Hezbollah, Allies Set to Be Largest Bloc in Lebanon
May 10 2018 by Lorena Waters
Sunni Prime Minister Saad al-Hariri is frontrunner to keep his job and form a new coalition government after an election seen as vital to Lebanon's economic stability, but his Future Movement was widely expected to lose seats.
BEIRUT-Hezbollah and its allies have won a small majority of seats in Lebanon's first parliamentary election in almost a decade, the militia and political group said, boosting its influence and giving its patron Iran greater sway over the country.
Hezbollah was poised to seal its dominance of Lebanon Monday with results for the decade's first general election expected to confirm the Iran-backed party as the main victor. Hezbollah and its political allies won just over half the seats in parliament, according to final results from all but one of Lebanon's 15 electoral districts.
The Lebanese Shi'ite group Hezbollah and its allies expect to emerge stronger from a parliamentary election on Sunday, a result that would affirm Iran's regional ascendancy from Tehran to Beirut.
A higher turnout had been expected after the long electoral hiatus, but the new pre-printed ballots used Sunday appeared to confuse some voters.
Asked whether he would give up co-existing with the group in a unity government, Mr Hariri countered that the alternative would mean complete paralysis. "I urge leaders of [all] political forces to calm down and abandon provocative statements, as they may lead the country to a problem", Nasrallah said.

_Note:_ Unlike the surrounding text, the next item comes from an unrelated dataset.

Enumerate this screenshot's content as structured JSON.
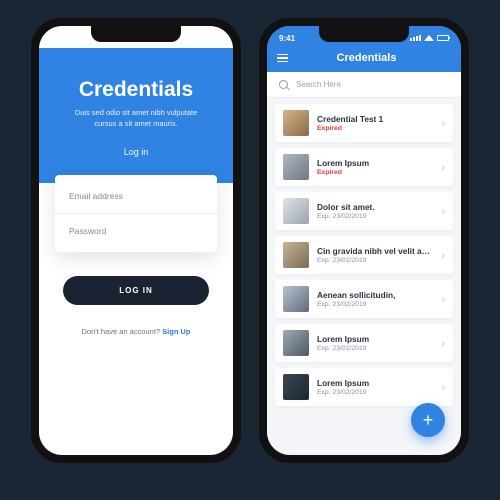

More than 500 candidates ran for 128 seats in Lebanon's National Assembly.
A preliminary reading of the results showed the Christian Lebanese Forces, which is anti-Hezbollah, had doubled its number of MPs from eight to 16, making it the party with the biggest gain in seats in the election.
The United States and Israel, which have designated Hezbollah as a terrorist organization, are on increased alert.

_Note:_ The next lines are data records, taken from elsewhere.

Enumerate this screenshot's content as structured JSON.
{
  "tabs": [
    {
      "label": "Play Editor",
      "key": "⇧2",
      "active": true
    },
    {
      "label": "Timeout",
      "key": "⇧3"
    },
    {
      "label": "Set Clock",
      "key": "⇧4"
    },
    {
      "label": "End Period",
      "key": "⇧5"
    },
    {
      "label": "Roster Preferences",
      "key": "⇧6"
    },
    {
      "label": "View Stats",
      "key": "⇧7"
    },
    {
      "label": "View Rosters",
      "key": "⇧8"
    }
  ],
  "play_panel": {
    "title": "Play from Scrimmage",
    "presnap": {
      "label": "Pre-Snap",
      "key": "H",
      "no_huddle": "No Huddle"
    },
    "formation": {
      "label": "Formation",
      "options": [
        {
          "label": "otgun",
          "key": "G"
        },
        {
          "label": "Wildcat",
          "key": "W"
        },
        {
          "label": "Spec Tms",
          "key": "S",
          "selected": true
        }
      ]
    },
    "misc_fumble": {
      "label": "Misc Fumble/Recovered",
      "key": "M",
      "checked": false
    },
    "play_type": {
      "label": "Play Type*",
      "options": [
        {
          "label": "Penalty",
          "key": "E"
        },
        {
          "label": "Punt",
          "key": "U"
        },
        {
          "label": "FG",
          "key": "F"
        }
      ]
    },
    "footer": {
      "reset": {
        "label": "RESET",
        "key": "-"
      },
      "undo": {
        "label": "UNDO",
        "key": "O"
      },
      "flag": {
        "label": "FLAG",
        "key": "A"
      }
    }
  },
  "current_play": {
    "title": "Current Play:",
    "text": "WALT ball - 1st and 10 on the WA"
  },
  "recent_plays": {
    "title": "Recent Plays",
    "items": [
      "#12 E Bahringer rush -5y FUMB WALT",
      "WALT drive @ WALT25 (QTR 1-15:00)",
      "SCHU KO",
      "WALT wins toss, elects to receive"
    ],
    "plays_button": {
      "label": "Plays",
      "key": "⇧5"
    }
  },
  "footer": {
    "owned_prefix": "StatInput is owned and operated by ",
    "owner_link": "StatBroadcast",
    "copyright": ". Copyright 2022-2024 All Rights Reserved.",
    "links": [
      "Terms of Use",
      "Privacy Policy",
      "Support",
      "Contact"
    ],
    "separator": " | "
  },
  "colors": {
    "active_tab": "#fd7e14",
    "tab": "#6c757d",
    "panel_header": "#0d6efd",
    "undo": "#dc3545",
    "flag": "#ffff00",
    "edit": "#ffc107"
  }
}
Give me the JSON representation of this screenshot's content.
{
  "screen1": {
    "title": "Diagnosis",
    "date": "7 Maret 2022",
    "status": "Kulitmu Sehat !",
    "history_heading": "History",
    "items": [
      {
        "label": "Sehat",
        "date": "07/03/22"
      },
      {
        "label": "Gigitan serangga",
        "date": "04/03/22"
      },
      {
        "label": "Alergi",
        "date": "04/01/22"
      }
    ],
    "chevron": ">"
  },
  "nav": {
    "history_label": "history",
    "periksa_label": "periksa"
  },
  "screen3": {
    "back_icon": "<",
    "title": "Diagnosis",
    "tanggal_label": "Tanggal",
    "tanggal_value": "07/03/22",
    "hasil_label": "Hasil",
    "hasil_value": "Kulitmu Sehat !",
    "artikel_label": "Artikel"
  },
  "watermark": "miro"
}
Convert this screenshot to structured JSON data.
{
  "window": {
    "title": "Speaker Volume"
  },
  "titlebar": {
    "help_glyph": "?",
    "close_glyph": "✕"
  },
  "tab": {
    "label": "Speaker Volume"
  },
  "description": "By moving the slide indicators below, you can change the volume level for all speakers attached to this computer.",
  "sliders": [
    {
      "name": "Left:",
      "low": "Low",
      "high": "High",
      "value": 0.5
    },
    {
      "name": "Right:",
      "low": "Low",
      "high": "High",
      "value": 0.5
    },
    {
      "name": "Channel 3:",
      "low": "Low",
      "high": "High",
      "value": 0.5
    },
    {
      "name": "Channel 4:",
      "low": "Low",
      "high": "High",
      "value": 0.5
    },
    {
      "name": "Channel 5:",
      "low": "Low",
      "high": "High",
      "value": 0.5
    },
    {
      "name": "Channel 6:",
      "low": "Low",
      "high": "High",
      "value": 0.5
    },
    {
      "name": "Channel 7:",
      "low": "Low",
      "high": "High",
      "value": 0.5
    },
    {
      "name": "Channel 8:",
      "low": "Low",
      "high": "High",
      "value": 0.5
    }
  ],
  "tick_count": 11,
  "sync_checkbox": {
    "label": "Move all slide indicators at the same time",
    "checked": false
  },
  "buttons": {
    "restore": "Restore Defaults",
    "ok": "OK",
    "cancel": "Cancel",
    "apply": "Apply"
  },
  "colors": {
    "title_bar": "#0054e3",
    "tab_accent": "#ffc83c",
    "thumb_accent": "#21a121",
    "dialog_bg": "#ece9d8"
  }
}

Prime Minister Saad Hariri's Future Movement party, backed by Saudi Arabia and western countries, acknowledged it had lost seats. After stressing "political and moral victory of resistance", he has praised persistence of his allies and friends "despite repeated foreign political and media pressures over m in recent years".
Citizens of Beirut, many supporting Prime Minister Sa'ad Hariri, took to the streets on Monday protesting Hezbollah's victory in the polls, while Hezbollah supporters stormed into Sunni neighborhoods to celebrate their taking control of the parliament.
In addition, Syrian President Bashar al-Assad, who's winning the seven-year war in Syria, "will exercise control over Lebanon through Hezbollah", Nader added.
Lebanon has always been beset by corruption and division, and the election results were widely expected.
"This is a new law and voters were not familiar with it, nor were the heads of polling stations", he said. However, the new electoral law, which replaced a winner-takes-all system with proportional representation requiring a choice for a list as well as an individual candidate, is thought likely to weaken the two blocs.
Debt ratings agencies had stressed the importance of Lebanon going ahead with the election after parliament had extended its term several times. They campaigned on firebrand Lebanese Christian nationalism, saying that they were opposed to the arms of Hezbollah, noting that arms ought to be only in the hands of the state, and were highly critical of Hezbollah's intervention in the Syrian conflict, saying it had attracted ISIS and other jihadi groups into the country.